How to build 5G networks in the U.S.

Optical fibre cables of Telecom Italia are seen in a telephone exchange in Rome, Italy

The higher speeds of fifth-generation (5G) wireless networks will enable connected cars, telemedicine, and the broader internet of things. Preparing for next-generation networks and their many applications will require upgrading existing wired infrastructure and freeing up wireless spectrum. To discuss the path to 5G for the U.S., the Center for Technology Innovation hosted a conversation at the Brookings Institution on June 26 between CTI Fellow Nicol Turner-Lee and Commissioner Brendan Carr of the Federal Communications Commission.

Commissioner Carr emphasized that 5G networks will have both wired and wireless components. To achieve higher speeds, 5G networks will take advantage of high-band spectrum that travels over shorter distances. Unlike tall cell towers that cover wide areas, small cells attached to buildings and utility poles will carry 5G signal to a city block. The FCC is updating siting regulations allow placement of many small cells in densely-populated areas. Each installed small cell will also need new fiber-optic cable connections, which must satisfy local regulations for installation. Eventually, 5G signal will also travel over mid- and low-band frequencies, and the FCC is preparing to make wireless spectrum available for use across frequency bands.

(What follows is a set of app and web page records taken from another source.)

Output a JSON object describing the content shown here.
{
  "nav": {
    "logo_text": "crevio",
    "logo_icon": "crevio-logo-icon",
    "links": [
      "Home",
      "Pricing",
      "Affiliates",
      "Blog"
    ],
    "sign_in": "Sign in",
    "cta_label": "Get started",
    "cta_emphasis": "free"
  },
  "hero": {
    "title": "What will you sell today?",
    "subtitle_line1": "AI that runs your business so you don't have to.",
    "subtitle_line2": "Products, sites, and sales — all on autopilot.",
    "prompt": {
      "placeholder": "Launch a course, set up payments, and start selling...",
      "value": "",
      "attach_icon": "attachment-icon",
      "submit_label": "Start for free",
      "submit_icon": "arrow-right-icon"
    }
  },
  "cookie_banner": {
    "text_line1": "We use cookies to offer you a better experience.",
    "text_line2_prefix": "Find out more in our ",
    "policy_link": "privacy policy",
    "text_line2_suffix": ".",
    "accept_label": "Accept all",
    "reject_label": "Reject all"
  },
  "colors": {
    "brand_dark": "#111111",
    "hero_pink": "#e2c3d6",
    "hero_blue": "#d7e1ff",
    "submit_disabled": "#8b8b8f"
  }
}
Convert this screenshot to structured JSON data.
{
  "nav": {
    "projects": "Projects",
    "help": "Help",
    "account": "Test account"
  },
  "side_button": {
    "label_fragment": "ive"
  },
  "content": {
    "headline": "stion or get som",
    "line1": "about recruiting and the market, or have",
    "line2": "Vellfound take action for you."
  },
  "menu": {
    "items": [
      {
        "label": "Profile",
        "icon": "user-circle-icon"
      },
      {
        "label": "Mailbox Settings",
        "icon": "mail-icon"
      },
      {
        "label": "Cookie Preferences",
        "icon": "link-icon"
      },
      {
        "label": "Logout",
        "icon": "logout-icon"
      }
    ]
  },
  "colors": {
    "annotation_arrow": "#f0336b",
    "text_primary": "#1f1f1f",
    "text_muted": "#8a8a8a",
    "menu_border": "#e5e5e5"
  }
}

High-speed broadband will have a wide range of applications. Healthcare costs for chronic illness add up quickly, but seeing a doctor remotely can reduce travel time and costs for patients. The lower latency of 5G networks also allows surgeons to operate remotely using robots. In transportation, autonomous vehicles will communicate with each other using 5G networks, sharing information in areas that lack well-marked roads. Dense clusters of small cells could also make 5G networks more resilient to severe weather events and disasters.

According to Commissioner Carr, successful 5G deployment demands total coverage, not just in major cities. Low-density rural areas may have different infrastructure needs from low-income urban areas, but high-speed internet connectivity is essential in both contexts. Beyond geographic coverage, 5G connectivity must be affordable to ensure customers gain access. Existing FCC programs such as Lifeline can lower the cost of mobile phone and internet service for low-income households, and removing barriers to competition will attract new internet and phone companies to provide 5G service at lower costs. Without low costs and wide coverage, 5G deployment may expand gaps in high-speed internet access rather than shrink them.

Christoph Mergerson contributed to this blog post.